What inspired me to love myself was simple: I did not want me, or the young boys and girls after me, to experience pain that leaves permanent scars on our souls. At 19, I found this purpose to inspire and bring hope to my community. I decided that my life was worth living. Learning how to love myself, I finally embraced this power inside me to come out and fully embrace me. I did not know what it meant to love myself, much less what being gay meant. I just knew it was right. My whole world changed and continued to challenge me as I started coming into my own. Homelessness and more jail soon came into my life during this journey. Through each experience, I pulled strength from knowing my purpose was greater than my challenges. Soon, I used my pain to propel me to become a better person.
I found strength in the gratitude I was able to give to the simple things we usually take for granted, like watching a blooming flower, seeing the sunset, and eating what I wanted when I wanted. It gave me strength knowing that although I lived through hell, I could find strength and light in these dark moments. Slowly, I was exposed to different ways of thinking and opened my heart to the world. In return, I have been able to experience things people like myself only dream of.
Still, these experiences could never fix a broken system because my voice is still only an echo in a vast canyon. I guess you can say the system isn’t broken. It’s doing exactly what it needs to do: oppress individuals like myself. But I still prevailed and continue to use this experience to shed light on the darkness this system tends to hide. Although both my life and I changed, I found myself in the juvenile justice system one last time as an adult. This experience still torments me to this day. I find myself triggered by thoughts and memories of being in the system. I was once again ripped from my life and treated as an animal. Starting over once more, I found this newfound strength again and set on this journey to not only give back to my community, but also build myself up at the same time.

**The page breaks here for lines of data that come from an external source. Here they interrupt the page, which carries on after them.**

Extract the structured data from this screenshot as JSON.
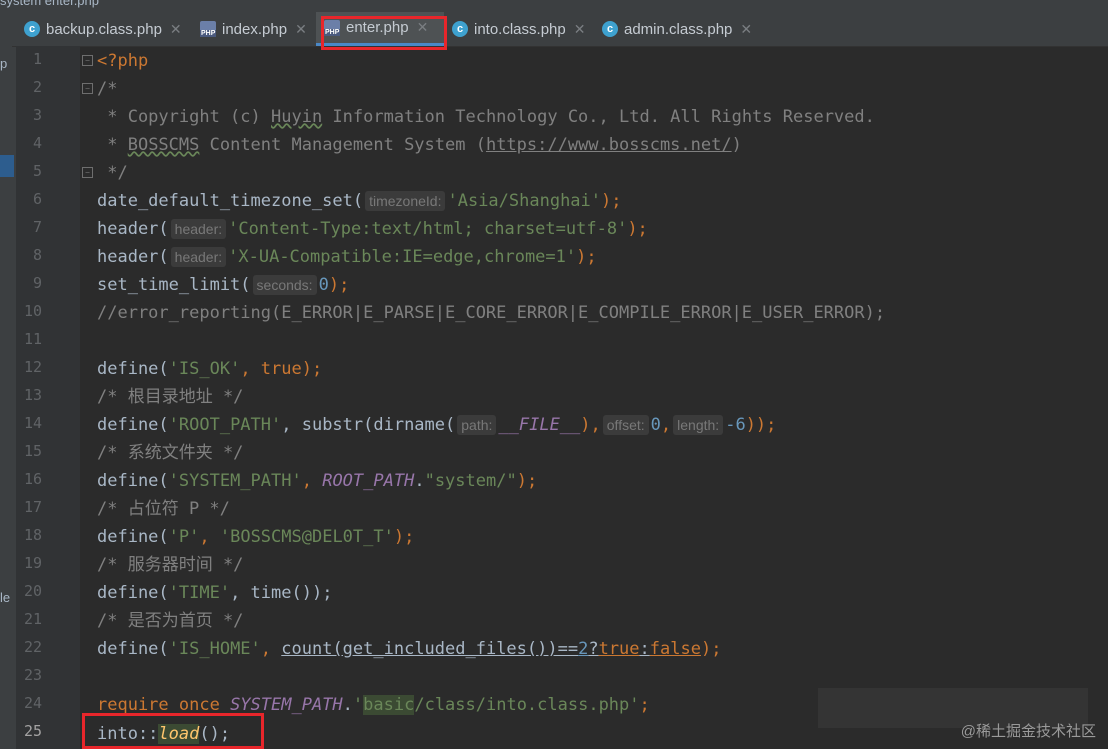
{
  "breadcrumb": {
    "text": "system  enter.php"
  },
  "tabs": [
    {
      "label": "backup.class.php",
      "icon": "class-c-icon",
      "active": false
    },
    {
      "label": "index.php",
      "icon": "php-file-icon",
      "active": false
    },
    {
      "label": "enter.php",
      "icon": "php-file-icon",
      "active": true
    },
    {
      "label": "into.class.php",
      "icon": "class-c-icon",
      "active": false
    },
    {
      "label": "admin.class.php",
      "icon": "class-c-icon",
      "active": false
    }
  ],
  "left_panel": {
    "label_top": "p",
    "label_bottom": "le"
  },
  "line_numbers": [
    "1",
    "2",
    "3",
    "4",
    "5",
    "6",
    "7",
    "8",
    "9",
    "10",
    "11",
    "12",
    "13",
    "14",
    "15",
    "16",
    "17",
    "18",
    "19",
    "20",
    "21",
    "22",
    "23",
    "24",
    "25"
  ],
  "code": {
    "l1": "<?php",
    "l2": "/*",
    "l3a": " * Copyright (c) ",
    "l3b": "Huyin",
    "l3c": " Information Technology Co., Ltd. All Rights Reserved.",
    "l4a": " * ",
    "l4b": "BOSSCMS",
    "l4c": " Content Management System (",
    "l4d": "https://www.bosscms.net/",
    "l4e": ")",
    "l5": " */",
    "l6a": "date_default_timezone_set(",
    "l6h": "timezoneId:",
    "l6s": "'Asia/Shanghai'",
    "l6e": ");",
    "l7a": "header(",
    "l7h": "header:",
    "l7s": "'Content-Type:text/html; charset=utf-8'",
    "l7e": ");",
    "l8a": "header(",
    "l8h": "header:",
    "l8s": "'X-UA-Compatible:IE=edge,chrome=1'",
    "l8e": ");",
    "l9a": "set_time_limit(",
    "l9h": "seconds:",
    "l9n": "0",
    "l9e": ");",
    "l10": "//error_reporting(E_ERROR|E_PARSE|E_CORE_ERROR|E_COMPILE_ERROR|E_USER_ERROR);",
    "l12a": "define(",
    "l12s": "'IS_OK'",
    "l12c": ", ",
    "l12k": "true",
    "l12e": ");",
    "l13": "/* 根目录地址 */",
    "l14a": "define(",
    "l14s": "'ROOT_PATH'",
    "l14b": ", substr(dirname(",
    "l14h1": "path:",
    "l14c": "__FILE__",
    "l14d": "),",
    "l14h2": "offset:",
    "l14n1": "0",
    "l14f": ",",
    "l14h3": "length:",
    "l14n2": "-6",
    "l14e": "));",
    "l15": "/* 系统文件夹 */",
    "l16a": "define(",
    "l16s": "'SYSTEM_PATH'",
    "l16b": ", ",
    "l16c": "ROOT_PATH",
    "l16d": ".",
    "l16s2": "\"system/\"",
    "l16e": ");",
    "l17": "/* 占位符 P */",
    "l18a": "define(",
    "l18s": "'P'",
    "l18b": ", ",
    "l18s2": "'BOSSCMS@DEL0T_T'",
    "l18e": ");",
    "l19": "/* 服务器时间 */",
    "l20a": "define(",
    "l20s": "'TIME'",
    "l20b": ", time());",
    "l21": "/* 是否为首页 */",
    "l22a": "define(",
    "l22s": "'IS_HOME'",
    "l22b": ", ",
    "l22c": "count(get_included_files())==",
    "l22n": "2",
    "l22q": "?",
    "l22k1": "true",
    "l22col": ":",
    "l22k2": "false",
    "l22e": ");",
    "l24a": "require_once ",
    "l24c": "SYSTEM_PATH",
    "l24d": ".",
    "l24s1": "'",
    "l24s2": "basic",
    "l24s3": "/class/into.class.php'",
    "l24e": ";",
    "l25a": "into::",
    "l25b": "load",
    "l25e": "();"
  },
  "watermark": "@稀土掘金技术社区",
  "colors": {
    "background": "#2b2b2b",
    "keyword": "#cc7832",
    "string": "#6a8759",
    "number": "#6897bb",
    "comment": "#808080",
    "constant": "#9876aa",
    "highlight_box": "#e8262b"
  }
}
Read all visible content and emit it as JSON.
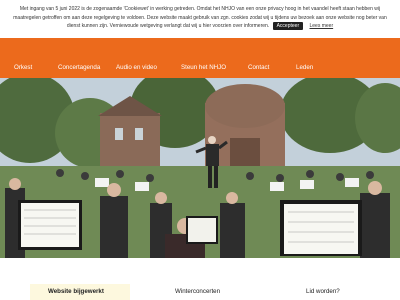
{
  "cookie_banner": {
    "text": "Met ingang van 5 juni 2022 is de zogenaamde 'Cookiewet' in werking getreden. Omdat het NHJO van een onze privacy hoog in het vaandel heeft staan hebben wij maatregelen getroffen om aan deze regelgeving te voldoen. Deze website maakt gebruik van zgn. cookies zodat wij u tijdens uw bezoek aan onze website nog beter van dienst kunnen zijn. Verniewoude wetgeving verlangt dat wij u hier voorzien over informeren.",
    "accept_label": "Accepteer",
    "more_label": "Lees meer"
  },
  "nav": {
    "items": [
      "Orkest",
      "Concertagenda",
      "Audio en video",
      "Steun het NHJO",
      "Contact",
      "Leden"
    ]
  },
  "cards": {
    "website": "Website bijgewerkt",
    "winter": "Winterconcerten",
    "member": "Lid worden?"
  },
  "colors": {
    "brand_orange": "#ec6a1c",
    "card_highlight": "#fdf8de"
  }
}
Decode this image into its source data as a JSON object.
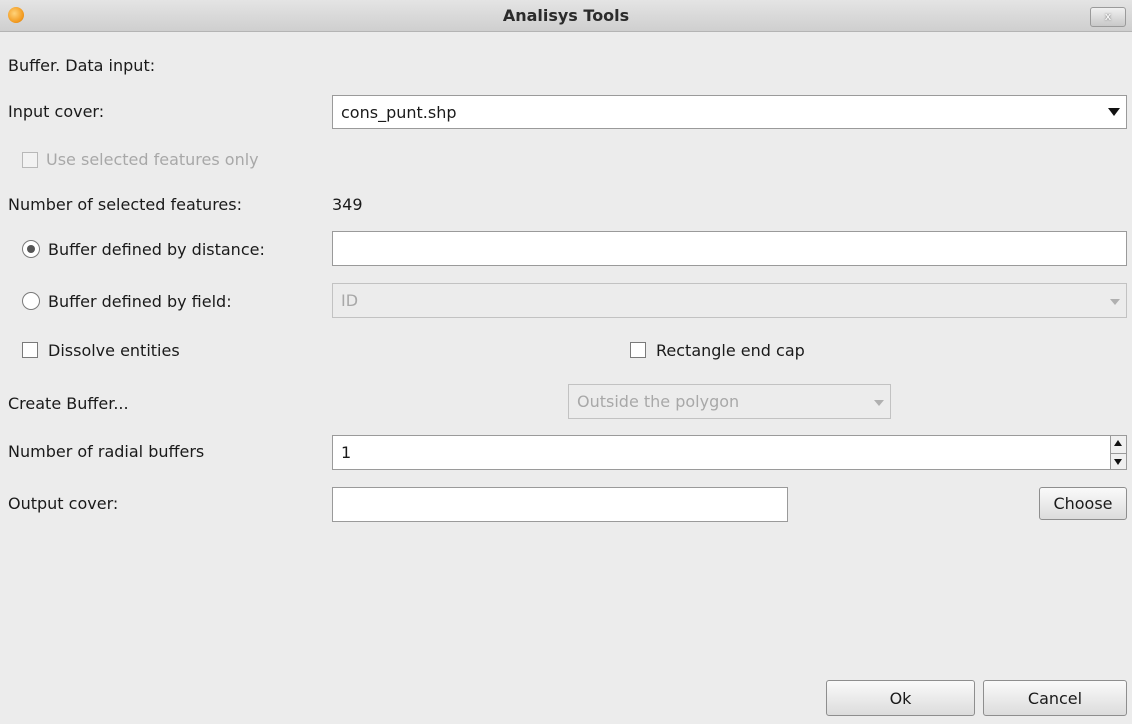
{
  "window": {
    "title": "Analisys Tools",
    "close_label": "x"
  },
  "form": {
    "section_title": "Buffer. Data input:",
    "input_cover_label": "Input cover:",
    "input_cover_value": "cons_punt.shp",
    "use_selected_label": "Use selected features only",
    "use_selected_checked": false,
    "num_selected_label": "Number of selected features:",
    "num_selected_value": "349",
    "buffer_distance_label": "Buffer defined by distance:",
    "buffer_distance_selected": true,
    "buffer_distance_value": "",
    "buffer_field_label": "Buffer defined by field:",
    "buffer_field_value": "ID",
    "dissolve_label": "Dissolve entities",
    "rect_endcap_label": "Rectangle end cap",
    "create_buffer_label": "Create Buffer...",
    "create_buffer_value": "Outside the polygon",
    "radial_label": "Number of radial buffers",
    "radial_value": "1",
    "output_label": "Output cover:",
    "output_value": "",
    "choose_label": "Choose"
  },
  "buttons": {
    "ok": "Ok",
    "cancel": "Cancel"
  },
  "icons": {
    "app": "app-logo-icon",
    "close": "close-icon"
  }
}
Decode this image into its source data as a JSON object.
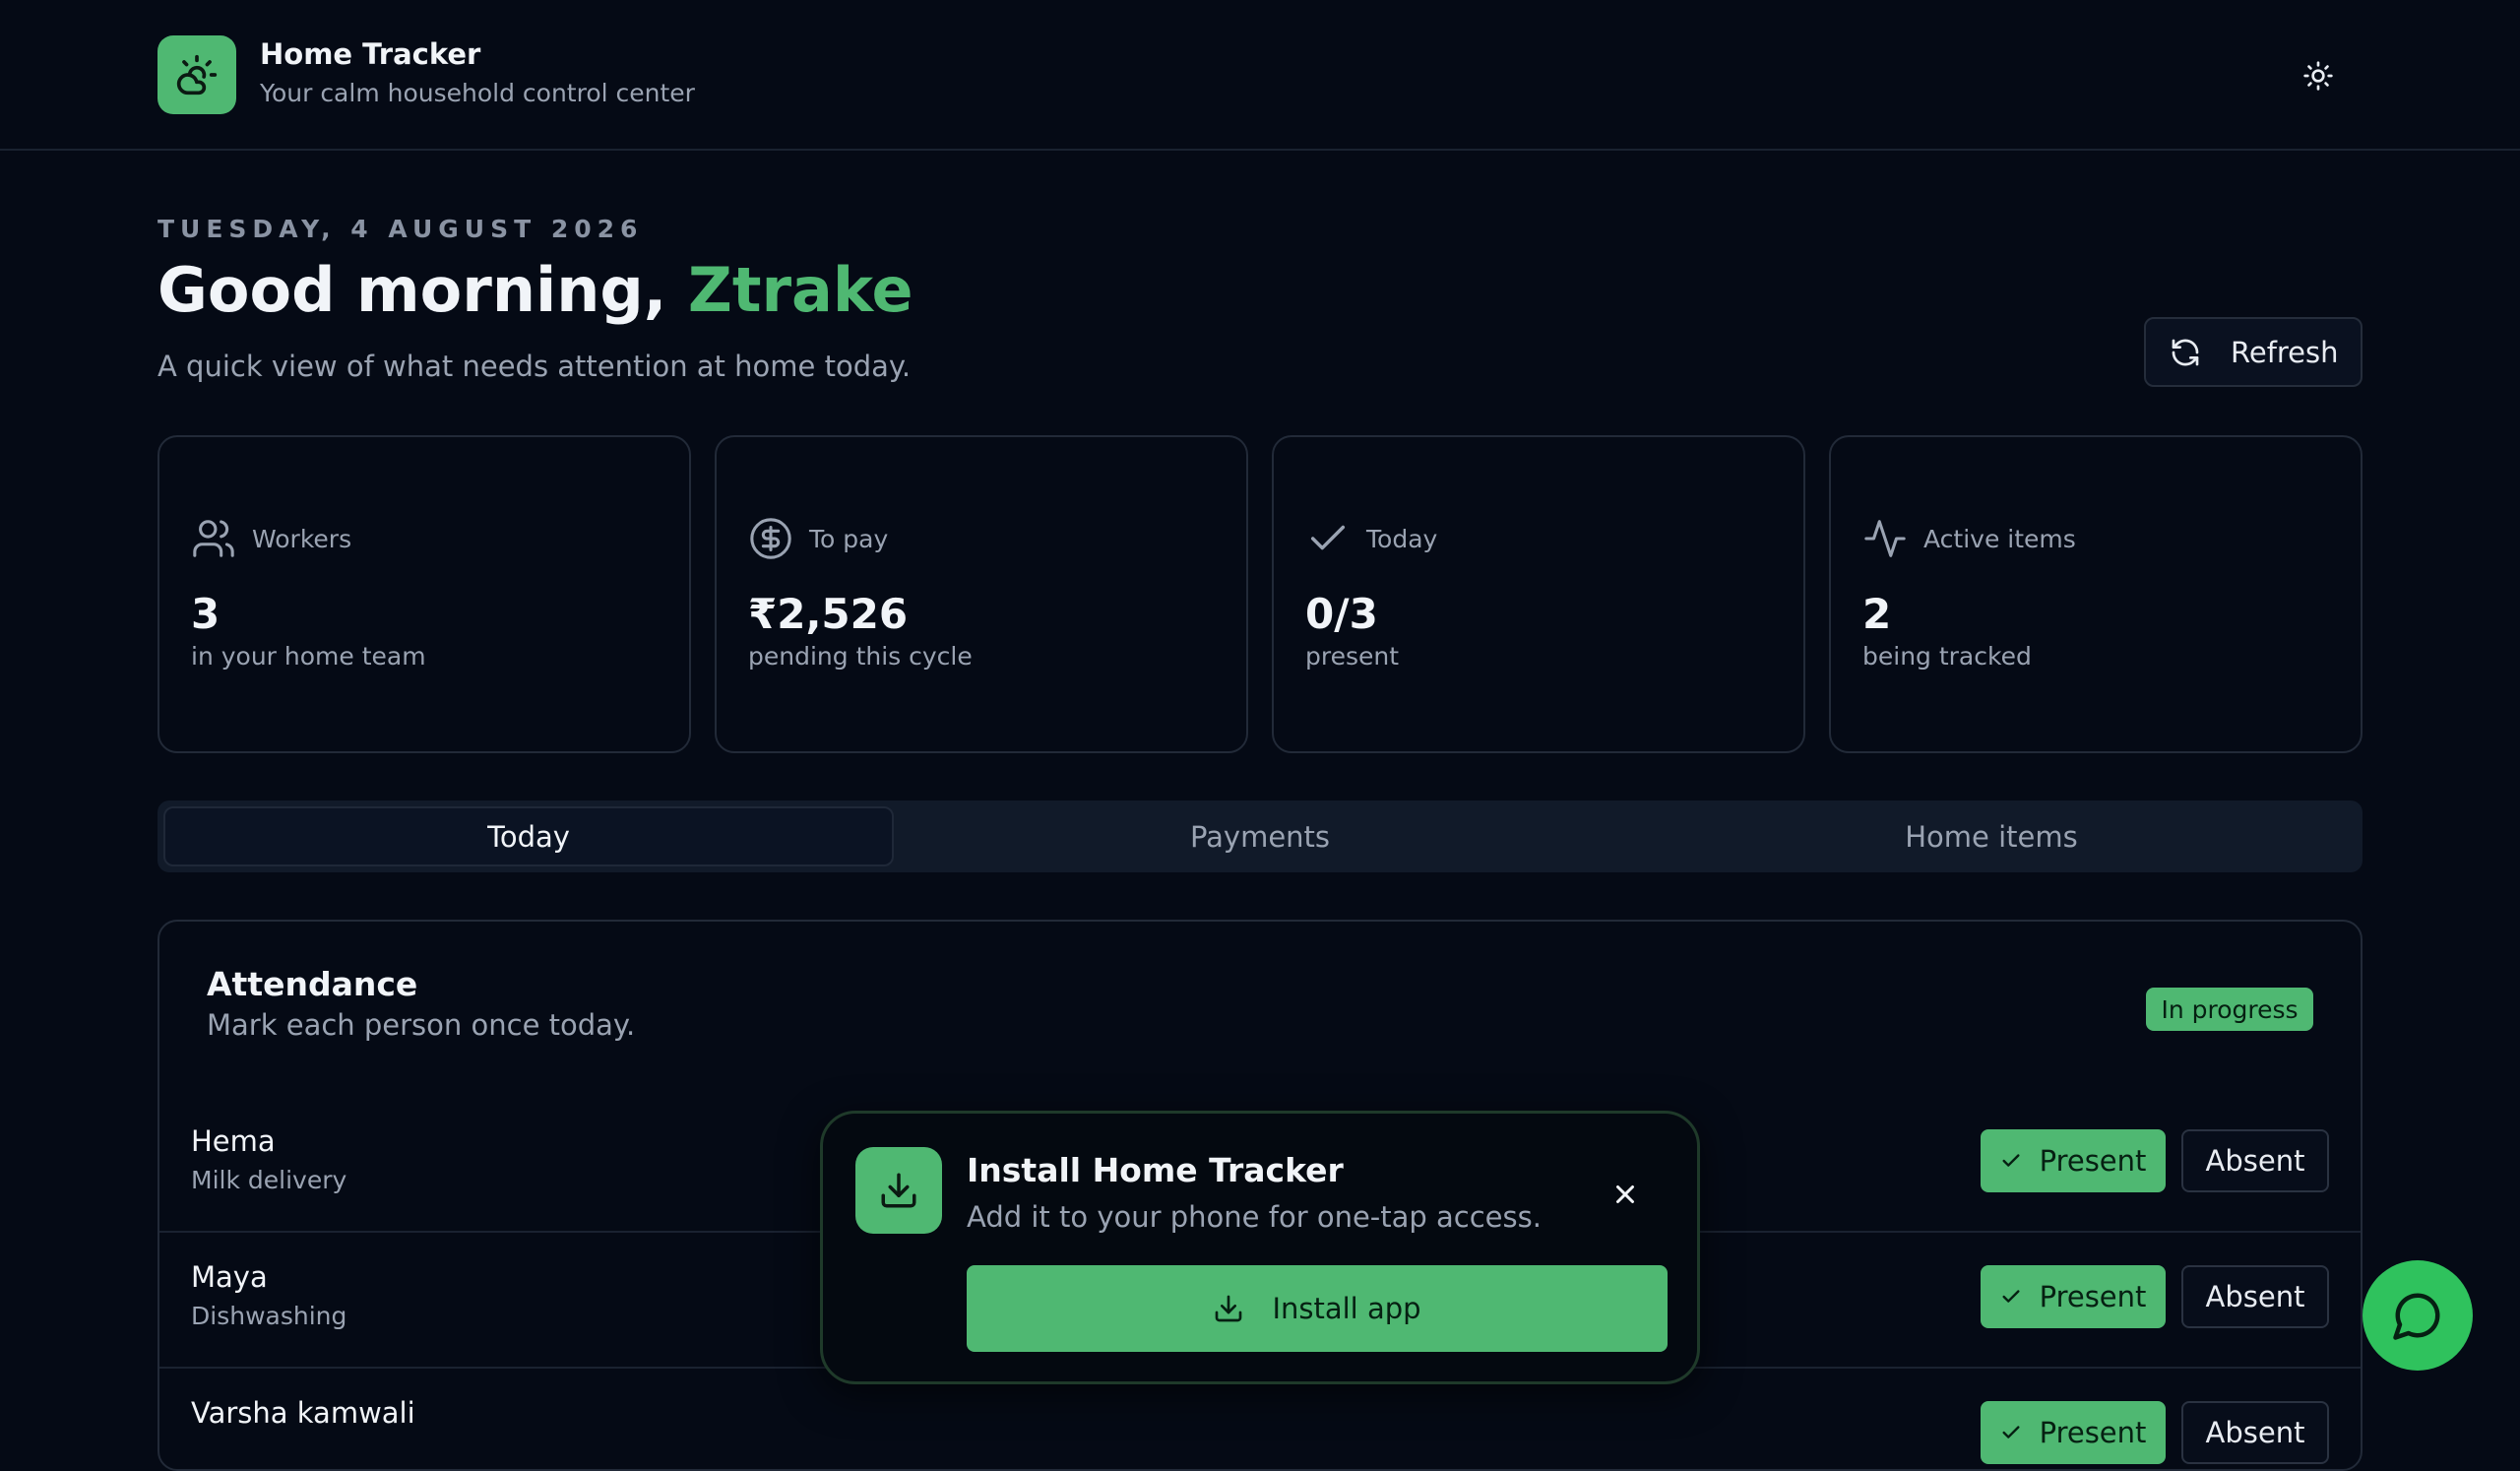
{
  "header": {
    "title": "Home Tracker",
    "subtitle": "Your calm household control center",
    "logo_icon": "sun-cloud-icon",
    "theme_icon": "sun-icon"
  },
  "greeting": {
    "date": "TUESDAY, 4 AUGUST 2026",
    "prefix": "Good morning, ",
    "name": "Ztrake",
    "subtitle": "A quick view of what needs attention at home today."
  },
  "refresh": {
    "label": "Refresh",
    "icon": "refresh-icon"
  },
  "stats": [
    {
      "label": "Workers",
      "value": "3",
      "note": "in your home team",
      "icon": "users-icon"
    },
    {
      "label": "To pay",
      "value": "₹2,526",
      "note": "pending this cycle",
      "icon": "dollar-circle-icon"
    },
    {
      "label": "Today",
      "value": "0/3",
      "note": "present",
      "icon": "check-icon"
    },
    {
      "label": "Active items",
      "value": "2",
      "note": "being tracked",
      "icon": "activity-icon"
    }
  ],
  "tabs": [
    {
      "label": "Today",
      "active": true
    },
    {
      "label": "Payments",
      "active": false
    },
    {
      "label": "Home items",
      "active": false
    }
  ],
  "attendance": {
    "title": "Attendance",
    "subtitle": "Mark each person once today.",
    "status": "In progress",
    "present_label": "Present",
    "absent_label": "Absent",
    "rows": [
      {
        "name": "Hema",
        "role": "Milk delivery"
      },
      {
        "name": "Maya",
        "role": "Dishwashing"
      },
      {
        "name": "Varsha kamwali",
        "role": ""
      }
    ]
  },
  "install": {
    "title": "Install Home Tracker",
    "subtitle": "Add it to your phone for one-tap access.",
    "button_label": "Install app",
    "icon": "download-icon",
    "close_icon": "close-icon"
  },
  "chat": {
    "icon": "chat-bubble-icon"
  },
  "colors": {
    "background": "#050a15",
    "accent": "#4fb872",
    "fab": "#2fc25d"
  }
}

Being incarcerated made me resilient. It inspired me to not only change myself, but also to create change. Each day, I find gratitude in life that gives me the strength to continue living and giving.